Stored items
= Beginning of Section =

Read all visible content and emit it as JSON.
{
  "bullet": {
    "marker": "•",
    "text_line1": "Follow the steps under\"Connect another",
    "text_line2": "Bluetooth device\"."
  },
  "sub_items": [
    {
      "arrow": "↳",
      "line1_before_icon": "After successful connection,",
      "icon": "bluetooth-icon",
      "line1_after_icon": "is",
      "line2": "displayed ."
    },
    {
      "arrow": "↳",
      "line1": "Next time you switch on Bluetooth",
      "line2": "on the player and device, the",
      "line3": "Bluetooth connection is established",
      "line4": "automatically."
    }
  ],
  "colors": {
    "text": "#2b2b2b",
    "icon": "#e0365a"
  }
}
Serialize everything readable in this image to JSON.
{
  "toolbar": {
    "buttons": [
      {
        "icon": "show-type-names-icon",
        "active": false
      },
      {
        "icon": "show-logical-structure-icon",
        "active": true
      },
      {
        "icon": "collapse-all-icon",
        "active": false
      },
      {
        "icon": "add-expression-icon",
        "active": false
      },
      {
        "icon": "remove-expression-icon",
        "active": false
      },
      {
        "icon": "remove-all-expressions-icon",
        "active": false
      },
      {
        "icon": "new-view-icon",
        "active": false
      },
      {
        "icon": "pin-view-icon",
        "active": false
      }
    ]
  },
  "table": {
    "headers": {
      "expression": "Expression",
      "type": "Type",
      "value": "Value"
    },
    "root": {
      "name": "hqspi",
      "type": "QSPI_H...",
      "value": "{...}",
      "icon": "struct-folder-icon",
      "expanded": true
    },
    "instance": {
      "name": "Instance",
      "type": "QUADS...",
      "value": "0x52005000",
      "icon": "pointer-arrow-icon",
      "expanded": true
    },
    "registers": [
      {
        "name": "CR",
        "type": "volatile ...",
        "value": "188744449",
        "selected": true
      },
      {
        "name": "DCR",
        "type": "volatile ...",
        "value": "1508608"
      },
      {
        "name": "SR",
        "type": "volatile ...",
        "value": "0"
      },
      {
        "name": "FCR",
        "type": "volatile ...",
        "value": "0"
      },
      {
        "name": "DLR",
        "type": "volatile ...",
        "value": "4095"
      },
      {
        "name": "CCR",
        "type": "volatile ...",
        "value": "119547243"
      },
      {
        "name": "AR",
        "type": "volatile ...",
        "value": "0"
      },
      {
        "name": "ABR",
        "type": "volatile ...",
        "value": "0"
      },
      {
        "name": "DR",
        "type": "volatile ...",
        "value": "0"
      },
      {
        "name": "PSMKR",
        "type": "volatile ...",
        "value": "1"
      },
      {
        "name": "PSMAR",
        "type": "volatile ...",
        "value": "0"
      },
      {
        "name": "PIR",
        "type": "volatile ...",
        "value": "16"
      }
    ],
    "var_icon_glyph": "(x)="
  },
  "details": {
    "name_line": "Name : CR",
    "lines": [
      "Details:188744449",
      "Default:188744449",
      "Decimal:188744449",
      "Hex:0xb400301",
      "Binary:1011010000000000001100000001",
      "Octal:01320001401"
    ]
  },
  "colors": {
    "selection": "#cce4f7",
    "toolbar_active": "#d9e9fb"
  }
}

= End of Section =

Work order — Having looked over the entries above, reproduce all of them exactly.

Exercise response —
Read all visible content and emit it as JSON.
{
  "bullet": {
    "marker": "•",
    "text_line1": "Follow the steps under\"Connect another",
    "text_line2": "Bluetooth device\"."
  },
  "sub_items": [
    {
      "arrow": "↳",
      "line1_before_icon": "After successful connection,",
      "icon": "bluetooth-icon",
      "line1_after_icon": "is",
      "line2": "displayed ."
    },
    {
      "arrow": "↳",
      "line1": "Next time you switch on Bluetooth",
      "line2": "on the player and device, the",
      "line3": "Bluetooth connection is established",
      "line4": "automatically."
    }
  ],
  "colors": {
    "text": "#2b2b2b",
    "icon": "#e0365a"
  }
}
Serialize everything readable in this image to JSON.
{
  "toolbar": {
    "buttons": [
      {
        "icon": "show-type-names-icon",
        "active": false
      },
      {
        "icon": "show-logical-structure-icon",
        "active": true
      },
      {
        "icon": "collapse-all-icon",
        "active": false
      },
      {
        "icon": "add-expression-icon",
        "active": false
      },
      {
        "icon": "remove-expression-icon",
        "active": false
      },
      {
        "icon": "remove-all-expressions-icon",
        "active": false
      },
      {
        "icon": "new-view-icon",
        "active": false
      },
      {
        "icon": "pin-view-icon",
        "active": false
      }
    ]
  },
  "table": {
    "headers": {
      "expression": "Expression",
      "type": "Type",
      "value": "Value"
    },
    "root": {
      "name": "hqspi",
      "type": "QSPI_H...",
      "value": "{...}",
      "icon": "struct-folder-icon",
      "expanded": true
    },
    "instance": {
      "name": "Instance",
      "type": "QUADS...",
      "value": "0x52005000",
      "icon": "pointer-arrow-icon",
      "expanded": true
    },
    "registers": [
      {
        "name": "CR",
        "type": "volatile ...",
        "value": "188744449",
        "selected": true
      },
      {
        "name": "DCR",
        "type": "volatile ...",
        "value": "1508608"
      },
      {
        "name": "SR",
        "type": "volatile ...",
        "value": "0"
      },
      {
        "name": "FCR",
        "type": "volatile ...",
        "value": "0"
      },
      {
        "name": "DLR",
        "type": "volatile ...",
        "value": "4095"
      },
      {
        "name": "CCR",
        "type": "volatile ...",
        "value": "119547243"
      },
      {
        "name": "AR",
        "type": "volatile ...",
        "value": "0"
      },
      {
        "name": "ABR",
        "type": "volatile ...",
        "value": "0"
      },
      {
        "name": "DR",
        "type": "volatile ...",
        "value": "0"
      },
      {
        "name": "PSMKR",
        "type": "volatile ...",
        "value": "1"
      },
      {
        "name": "PSMAR",
        "type": "volatile ...",
        "value": "0"
      },
      {
        "name": "PIR",
        "type": "volatile ...",
        "value": "16"
      }
    ],
    "var_icon_glyph": "(x)="
  },
  "details": {
    "name_line": "Name : CR",
    "lines": [
      "Details:188744449",
      "Default:188744449",
      "Decimal:188744449",
      "Hex:0xb400301",
      "Binary:1011010000000000001100000001",
      "Octal:01320001401"
    ]
  },
  "colors": {
    "selection": "#cce4f7",
    "toolbar_active": "#d9e9fb"
  }
}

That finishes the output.